Contributed by History Makers
The special, hosted by PBS-TV journalist Gwen Ifill, will air on PBS’s WGSU (Grand Rapids) network at 8 p.m. Sunday, February 24.
*Headline photo courtesy of the Velvelettes. Pictured in this 1963 studio shot for Motown include back from left with their maiden names: Mildred Gill, Bertha Barbee, Caroline Gill; front from left, Betty Kelly and Norma Barbee.
See more at: http://www.pbs.org/programs/evening-berry-gordy/
In 1962 a group comprised of young women from Kalamazoo and Flint, Michigan decided to compete in a talent show on the campus of Western Michigan University. The winner of the event hosted by the Alpha Phi Alpha Fraternity, Inc., would receive a whopping $25 cash prize. The girls won, and that wasn’t all. A member of the fraternity visiting from Detroit suggested that the girls audition for his uncle. Who was his uncle? Berry Gordy.
Today, the Velvelettes are a part of Motown musical history. Two members of the original five-member singing group honored Berry Gordy during a recent History Makers annual event held in Chicago. The special, hosted by PBS-TV journalist Gwen Ifill, will air on PBS’s WGSU (Grand Rapids) network at 8 p.m. Sunday, February 24. Cal Street, lead singer, and Bertha Barbee-McNeal, were invited to participated in the star-studded event hosted by History Makers. The organization is dedicated to recording and celebrating the history of African Americans who have contributed to history in a variety of ways. Visit: www.historymakers.org for more information.
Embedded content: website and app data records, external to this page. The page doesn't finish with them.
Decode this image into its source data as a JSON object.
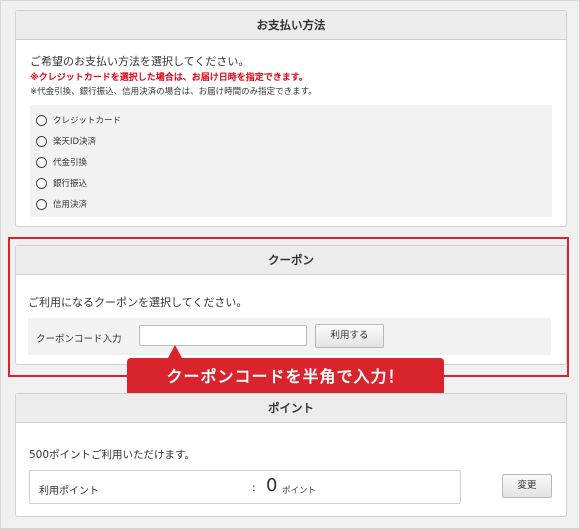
{
  "payment": {
    "title": "お支払い方法",
    "intro": "ご希望のお支払い方法を選択してください。",
    "warning": "※クレジットカードを選択した場合は、お届け日時を指定できます。",
    "note": "※代金引換、銀行振込、信用決済の場合は、お届け時間のみ指定できます。",
    "options": [
      {
        "label": "クレジットカード"
      },
      {
        "label": "楽天ID決済"
      },
      {
        "label": "代金引換"
      },
      {
        "label": "銀行振込"
      },
      {
        "label": "信用決済"
      }
    ]
  },
  "coupon": {
    "title": "クーポン",
    "intro": "ご利用になるクーポンを選択してください。",
    "input_label": "クーポンコード入力",
    "input_value": "",
    "apply_label": "利用する",
    "callout": "クーポンコードを半角で入力！"
  },
  "point": {
    "title": "ポイント",
    "intro": "500ポイントご利用いただけます。",
    "use_label": "利用ポイント",
    "separator": ":",
    "value": "0",
    "unit": "ポイント",
    "change_label": "変更"
  },
  "colors": {
    "accent_red": "#d9232d",
    "warning_red": "#e60012"
  }
}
An Evening With Berry Gordy created by History Makers provides a rare inside look into the life and times of boxer, songwriter, producer, movie director, entrepreneur and Motown founder Berry Gordy with PBS-TV journalist, Gwen Ifill, serving as the host interviewer. Backed by American Idol’s Ray Chew and his band, the program features live musical performances by Valerie Simpson (“I’ll Be There”) of the legendary Motown songwriting team of Ashford & Simpson. Other performers include Motown artist KEM with Marvin Gaye’s “What’s Going On” and singer/songwriter Janelle Monáe with the Jackson Five’s “I Want You Back”. The performances of Brandon Dixon and Valisia LeKae who play Berry Gordy and Diana Ross, respectively, in Motown The Musical with “To Be Loved” and “You’re All I Need to Get By” had the audiences wanting for more.
Intermixed in the show are live appearances from National Newspaper Publishers Association president, Danny Bakewell, who describes Gordy’s groundbreaking accomplishments and Reverend Jesse Jackson who tells of Gordy’s importance to Reverend Martin Luther King, Jr. and the Civil Rights Movement. Suzanne de Passe, his longtime friend, business associate and mentee, had the audience laughing aloud as she tells of their work together and his role in putting women in leadership positions. Others provided their perspectives on “The Chairman” and his Motown Legacy. They include: Quincy Jones, Stevie Wonder, Smokey Robinson, President Bill Clinton, Edgar Bronfman, Leon Huff, Kenny Gamble, Doug Morris and Marty Bandier.